Amazon Plans Average Wage Of $150,000, New Virginia Tech Campus And More For Crystal City Expansion
Now that Amazon has announced they are definitely coming to Crystal City, Va (and Long Island City, NY) it's time to look at exactly how they are going to fit the estimated 25,000 employees in each region. For Crystal City, Amazon plans to partner with the largest landowner in Crystal City, JBG Smith, to lease, purchase and build several buildings in an emerging neighborhood they've allocated the moniker National Landing (a nod to the nearby Reagan National Airport, perhaps?). According to a press release from JBG Smith, Amazon plans to bring more than 25,000 employees to the site, at an average wage of $150,000 (no reports yet on the median wage). You can read the full memorandum of understanding here.
To house all these employees they are going to start by leasing approximately 500,000 square feet of existing office space across three different buildings, purchase undeveloped plots of land, including the 10 acre lot called Pen Place that has up to 4.1 million square feet of "development potential" (no commitments on what that means) and begin construction on the first office building in 2019.

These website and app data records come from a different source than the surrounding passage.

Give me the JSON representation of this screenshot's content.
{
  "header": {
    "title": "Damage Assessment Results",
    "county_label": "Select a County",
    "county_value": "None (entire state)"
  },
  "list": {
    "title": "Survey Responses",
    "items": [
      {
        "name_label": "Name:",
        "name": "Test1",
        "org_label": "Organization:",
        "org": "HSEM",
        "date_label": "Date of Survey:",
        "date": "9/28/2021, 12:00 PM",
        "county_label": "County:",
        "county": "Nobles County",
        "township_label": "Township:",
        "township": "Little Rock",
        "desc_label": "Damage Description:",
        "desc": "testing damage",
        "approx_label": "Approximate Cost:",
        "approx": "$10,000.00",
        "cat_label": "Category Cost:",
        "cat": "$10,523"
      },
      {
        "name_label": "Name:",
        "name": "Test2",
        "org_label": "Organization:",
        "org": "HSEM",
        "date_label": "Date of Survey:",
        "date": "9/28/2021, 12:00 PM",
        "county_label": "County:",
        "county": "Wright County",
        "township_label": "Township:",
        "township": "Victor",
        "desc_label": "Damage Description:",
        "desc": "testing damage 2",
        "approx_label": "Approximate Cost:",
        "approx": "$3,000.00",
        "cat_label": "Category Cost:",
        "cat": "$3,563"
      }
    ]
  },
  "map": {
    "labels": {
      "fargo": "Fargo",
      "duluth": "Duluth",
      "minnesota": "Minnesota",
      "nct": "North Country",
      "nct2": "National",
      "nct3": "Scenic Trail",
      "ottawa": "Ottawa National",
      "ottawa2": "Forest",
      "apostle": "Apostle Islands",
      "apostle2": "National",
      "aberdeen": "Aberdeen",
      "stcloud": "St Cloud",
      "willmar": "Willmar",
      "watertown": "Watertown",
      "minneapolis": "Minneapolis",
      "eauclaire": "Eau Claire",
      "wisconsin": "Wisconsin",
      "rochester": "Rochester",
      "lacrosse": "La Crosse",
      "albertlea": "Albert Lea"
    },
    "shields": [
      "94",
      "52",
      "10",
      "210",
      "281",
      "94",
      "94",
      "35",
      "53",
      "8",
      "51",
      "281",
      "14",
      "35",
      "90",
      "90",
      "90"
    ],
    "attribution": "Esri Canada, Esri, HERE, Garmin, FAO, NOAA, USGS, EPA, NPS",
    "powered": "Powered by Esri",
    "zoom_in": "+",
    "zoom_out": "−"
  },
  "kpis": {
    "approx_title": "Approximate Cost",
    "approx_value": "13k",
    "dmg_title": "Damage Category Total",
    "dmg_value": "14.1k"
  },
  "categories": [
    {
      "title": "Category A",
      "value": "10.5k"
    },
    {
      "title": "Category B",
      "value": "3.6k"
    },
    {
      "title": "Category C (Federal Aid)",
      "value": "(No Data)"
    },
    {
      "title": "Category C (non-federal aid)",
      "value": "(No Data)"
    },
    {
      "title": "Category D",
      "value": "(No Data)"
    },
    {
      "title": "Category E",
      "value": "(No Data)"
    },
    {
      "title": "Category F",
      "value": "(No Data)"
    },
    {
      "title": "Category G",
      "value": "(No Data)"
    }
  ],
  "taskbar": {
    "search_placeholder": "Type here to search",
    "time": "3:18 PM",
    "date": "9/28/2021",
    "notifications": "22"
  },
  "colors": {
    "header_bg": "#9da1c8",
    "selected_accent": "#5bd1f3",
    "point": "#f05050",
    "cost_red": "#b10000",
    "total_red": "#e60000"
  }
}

The first question on the minds of everyone who lives here is, how much worse can the traffic get? According to the press release, the Commonwealth of Virginia has pledged to invest up to $295 million of non-general fund money in transportation projects, including:
- additional entrances to the Metro stations at Crystal City and Potomac Yard
- improvements to Route 1
- a connector bridge from Crystal City to Washington National Airport
- a transitway expansion supporting Pentagon City, Crystal City, and Potomac Yard.
- Additional funding would be available if Amazon creates more than 25,000 jobs.
Another question on everyone's mind is where is Amazon going to find that many skilled workers. Already, government contractors have trouble finding skilled labor. Again, per the press release, the Commonwealth of Virginia will:
"Make performance-based investments of up to $375 million over 20 years for new master’s degree programs in computer science and related fields at George Mason’s Arlington campus and for Virginia Tech to establish a new Innovation Campus in Alexandria, both of which are subject to a one-to-one match from the universities with philanthropic funds."
For the locals here's a digital rendering of how the entire development could look from the ground level.
Of course there has been no shortage of pundits weighing in on what this could mean. Here's a round-up of what they have been saying so far:
Redfin released a statement saying the online searches for houses in the two new Amazon locations spiked this past week. Here's the graph:
Heidi Learner, Chief Economist at Savills Studley, points out 'two locations gives Amazon the ability to negotiate two different incentive packages, the sum of which may be greater than what Amazon could have negotiated with just one winning city'. She also said in a release, “By choosing two cities, Amazon won’t drive up the cost of labor as much as they might have by focusing their demand in only one metro. However, Amazon already has a significant presence in both the NY and DC area – and these are already cities with tech-heavy employment – so I question to what extent they’ll be able to draw employees without poaching and paying up for talent.
Economist Stephen Fuller, local professor at George Mason University, told Washingtonian, "We haven’t even counted the vendors that support an operation like Amazon. All of the other jobs—there’s probably another 25,000 to 30,000 that are pretty good jobs, ranging from security to all the equipment servicing, the building management. Then the spending that these workers generate on Main Street within the local economy would be very helpful as well. On top of that, whoever gets Amazon then becomes visible to every other business, as in ‘If Amazon is in Washington, we should be there, too.’ This is good for us.”
ApartmentList says, "we anticipate that the HQ2 decision will lead to 0.1-0.2% in additional annual rent growth in the D.C. metro and less than a 0.1% increase in rent growth in New York City."
AOL co-founder Steve Case released a statement on Twitter saying, “I hope these cities will view this not as an end, but as a new beginning....The best economic strategy is not to lure existing companies to open offices or factories, but instead to birth the new companies that could be the Amazons of tomorrow."
Alexandria Ocasio-Cortez, Representative-elect for parts of the Bronx and Queens, posted several times on Twitter, including: "Amazon is a billion-dollar company. The idea that it will receive hundreds of millions of dollars in tax breaks at a time when our subway is crumbling and our communities need MORE investment, not less, is extremely concerning to residents here."
Virginia Congressman Don Beyer released a lengthy statement, which includes this sentiment: "Based on my conversations with Amazon and state officials, I am excited to welcome Amazon to Virginia’s 8th — already one of the nation’s most iconic and most educated congressional districts. This is a district that is steeped in history, including George Washington’s home and the final resting place for hundreds of thousands of patriots. It is now also the place where the future is coming to life. The infusion of jobs, the diversification of our tax base, the Commonwealth’s dramatic expansion of computer science training in Virginia colleges and universities, starting with a new Virginia Tech graduate campus in Alexandria: these are some of the tangible gains of this victory. I am also eager to learn more and to work together as a state and region to confront the challenges this will inevitably bring to affordable housing and transportation."